Grand Chief of Treaty #3 says Canada must compensate First Nations families impacted by ‘broken’ child welfare system

KENORA, ON — Ogichidaa Francis Kavanaugh, Grand Chief of Treaty #3 says it’s about time that Canada owned up to its responsibilities and compensate First Nations children and their families impacted by the on-reserve child welfare system.

“For the longest time the federal government fought us on this knowing full well that they were not putting the rights and safety of our children at the forefront,” said Ogichidaa Francis Kavanaugh. “There are many of our people affected by this broken child welfare system and though there is no amount of money to that will fix it, I am glad that the families will be compensated for their grief and loss. Our children need to be with their families, in their own communities surrounded by their culture, teachings and ceremony.”

Canada must pay billions of dollars in compensation to First Nations children harmed by the on-reserve child welfare system, following a ruling Sept 6 by the Canadian Human Rights Tribunal that also called for payments to some of their parents and grandparents.

The Tribunal ordered the federal government to pay $40,000 to each child — the maximum allowed under the Canadian Human Rights Act — who was apprehended or taken from their homes on reserve, no matter what the reason. The ruling covers all children in the care of the on-reserve child welfare system at any point from Jan.1, 2006, to a date to be determined by the tribunal.

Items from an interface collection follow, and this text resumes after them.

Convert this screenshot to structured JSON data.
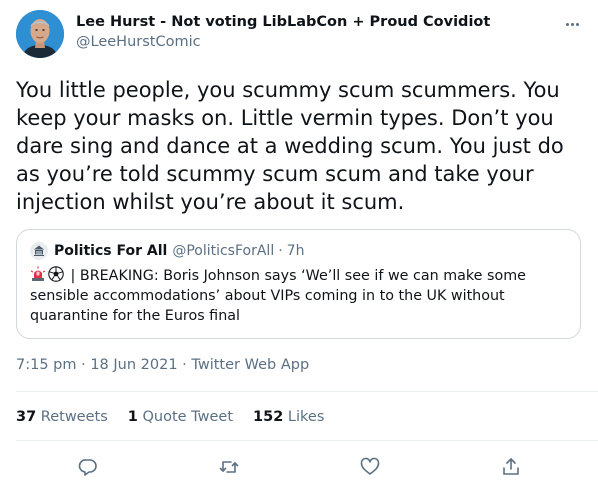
{
  "author": {
    "name": "Lee Hurst - Not voting LibLabCon + Proud Covidiot",
    "handle": "@LeeHurstComic"
  },
  "tweet": {
    "text": "You little people, you scummy scum scummers. You keep your masks on. Little vermin types. Don’t you dare sing and dance at a wedding scum. You just do as you’re told scummy scum scum and take your injection whilst you’re about it scum."
  },
  "quote": {
    "name": "Politics For All",
    "handle": "@PoliticsForAll",
    "separator": "·",
    "time": "7h",
    "emojis": [
      "police-light-icon",
      "soccer-ball-icon"
    ],
    "text": "| BREAKING: Boris Johnson says ‘We’ll see if we can make some sensible accommodations’ about VIPs coming in to the UK without quarantine for the Euros final"
  },
  "meta": {
    "time": "7:15 pm",
    "sep1": "·",
    "date": "18 Jun 2021",
    "sep2": "·",
    "source": "Twitter Web App"
  },
  "stats": {
    "retweets_count": "37",
    "retweets_label": "Retweets",
    "quotes_count": "1",
    "quotes_label": "Quote Tweet",
    "likes_count": "152",
    "likes_label": "Likes"
  },
  "actions": [
    "reply-icon",
    "retweet-icon",
    "like-icon",
    "share-icon"
  ],
  "colors": {
    "text": "#0f1419",
    "secondary": "#5b7083",
    "border": "#cfd9de",
    "divider": "#ebeef0",
    "avatar_bg": "#2f8fd3"
  }
}
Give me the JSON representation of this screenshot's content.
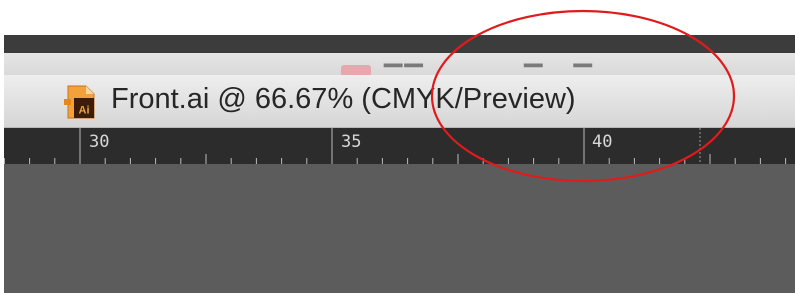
{
  "document_tab": {
    "title": "Front.ai @ 66.67% (CMYK/Preview)",
    "icon": "adobe-illustrator-file-icon",
    "icon_text": "Ai"
  },
  "ruler": {
    "labels": [
      "30",
      "35",
      "40"
    ]
  },
  "colors": {
    "annotation": "#e01b1b",
    "ruler_bg": "#2c2c2c",
    "canvas_bg": "#5c5c5c",
    "icon_orange": "#e8861a"
  }
}
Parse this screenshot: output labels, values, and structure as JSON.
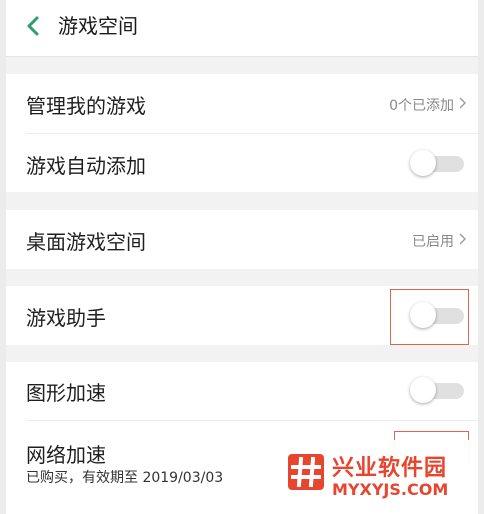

Disappointingly, the Tribunal has had to issue 10 subsequent orders to ensure Canada’s compliance. In 2014, Canada argued that no compensation should be paid. In 2019, they argued the Tribunal was the wrong forum for the compensation issue to be heard and also suggested that there was no evidence of harm to individual children before the Tribunal. The Tribunal rejected both arguments.

Some estimates place the number of potentially affected children at about 50,000.

The federal government, the First Nations Child and Family Caring Society and the Assembly of First Nations (AFN) have until Dec. 10 to work out a process to identify, and then distribute the compensation to those who are eligible.

To view a summary on the case and the non-compliance orders from the Canadian Human Rights Tribunal please visit the First Nations Child and Family Caring Society page:




For more information please contact: Janine Seymour, B.A., J.D., LL.M, Political Advisor to Ogichidaa Francis Kavanaugh 807.464.1261 (cell)


PDF – September 17, 2019 – Grand Chief of Treaty #3 says Canada must compensate First Nations families impacted by ‘broken’ child welfare system